Prescription and over-the-counter medications are a significant problem for teens. Twelve- to 17-year-olds abuse prescription drugs more than ecstasy, heroin, cocaine and methamphetamines combined — they're the most commonly abused drugs after marijuana. Yet, a new study from the University of Michigan found some cases of abuse stem from the very drugs teens were prescribed.

Sleeping pills, like Ambien and Lunesta, as well as anti-anxiety medications, like Xanax and Klonopin, are meant for adults, but they’re often prescribed to teens. Some experts are weary of the long-term effects of these prescriptions, and so doctors recommend combining drugs with another approach, such as behavioral therapy. So researchers tested 2,750 teenagers from five Detroit-area schools, nine percent of whom were prescribed sleeping or anxiety pills at one time or another.
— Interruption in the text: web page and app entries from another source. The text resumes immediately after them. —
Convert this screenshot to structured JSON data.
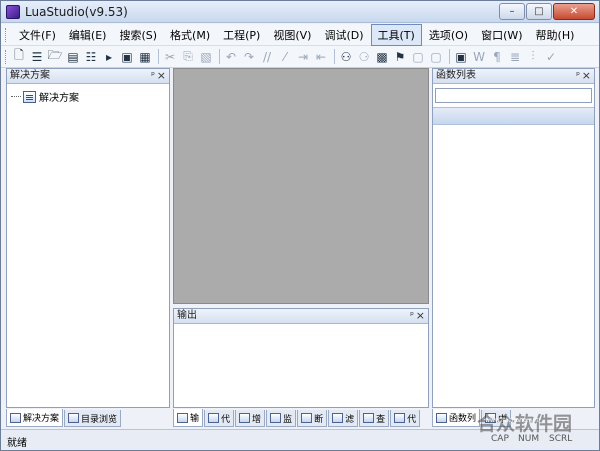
{
  "window": {
    "title": "LuaStudio(v9.53)"
  },
  "menubar": {
    "items": [
      "文件(F)",
      "编辑(E)",
      "搜索(S)",
      "格式(M)",
      "工程(P)",
      "视图(V)",
      "调试(D)",
      "工具(T)",
      "选项(O)",
      "窗口(W)",
      "帮助(H)"
    ],
    "active_index": 7
  },
  "toolbar": {
    "icons": [
      "new-file-icon",
      "new-project-icon",
      "open-folder-icon",
      "open-icon",
      "build-icon",
      "run-icon",
      "save-icon",
      "save-all-icon",
      "cut-icon",
      "copy-icon",
      "paste-icon",
      "undo-icon",
      "redo-icon",
      "comment-icon",
      "uncomment-icon",
      "indent-icon",
      "outdent-icon",
      "find-icon",
      "find-next-icon",
      "replace-icon",
      "bookmark-icon",
      "prev-bookmark-icon",
      "next-bookmark-icon",
      "view-icon",
      "word-wrap-icon",
      "pilcrow-icon",
      "format-icon",
      "compare-icon",
      "check-icon"
    ]
  },
  "solution_panel": {
    "title": "解决方案",
    "pin": "ᵖ",
    "tree_root": "解决方案"
  },
  "output_panel": {
    "title": "输出",
    "pin": "ᵖ"
  },
  "function_panel": {
    "title": "函数列表",
    "pin": "ᵖ",
    "search_value": ""
  },
  "left_tabs": [
    "解决方案",
    "目录浏览"
  ],
  "mid_tabs": [
    "输",
    "代",
    "增",
    "监",
    "断",
    "滤",
    "查",
    "代"
  ],
  "right_tabs": [
    "函数列",
    "中"
  ],
  "close_glyph": "×",
  "statusbar": {
    "text": "就绪",
    "indicators": [
      "CAP",
      "NUM",
      "SCRL"
    ]
  },
  "watermark": {
    "text": "合众软件园",
    "url": "www.hezhong.net"
  }
}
Researchers found teens prescribed anxiety medications were 12 times more likely to use someone else's anxiety medication than teens who had never been prescribed these drugs, while teens with an initial prescription for anxiety or sleeping medication were 10 times more likely to abuse them than prescription-free teens.

"I recognize the importance of these medications in treating anxiety and sleep problems. However, the number of adolescents prescribed these medications and the number misusing them is disturbing for several reasons,” said Carol Boyd, lead study author and Deborah J. Oakley Collegiate Professor, said in a press release. Worse yet, these medications become addictive, even fatal, when mixed with narcotics or alcohol.

Boyd and her team also noticed that “white students were twice as likely as black students to use others' medications, and females older than 15 and teens who had prescriptions for longer periods of time were more likely to abuse the medications,” the press release said. It’s the first longitudinal study to determine whether or not teen’s anxiety or sleep medications wind up in another teen’s hands, whether it’s for self-treatment or recreational use.

"I looked at these numbers and said, 'There's a story here.' It just catches you off guard that so many adolescents are being prescribed these medications," Boyd said. "Why is it that our youth are anxious and sleepless? Is it because they are under stress, consuming too much caffeine, or seeking an altered state?”

Researchers propose better education for both parents and teens about the dangers of prescription drugs, as well as monitoring refills and an in-depth assessment before drugs are prescribed at all.

Source: Boyd C, et al. A prospective study of adolescents' nonmedical use of anxiolytic and sleep medication. Psychology of Addictive Behaviors. 2014.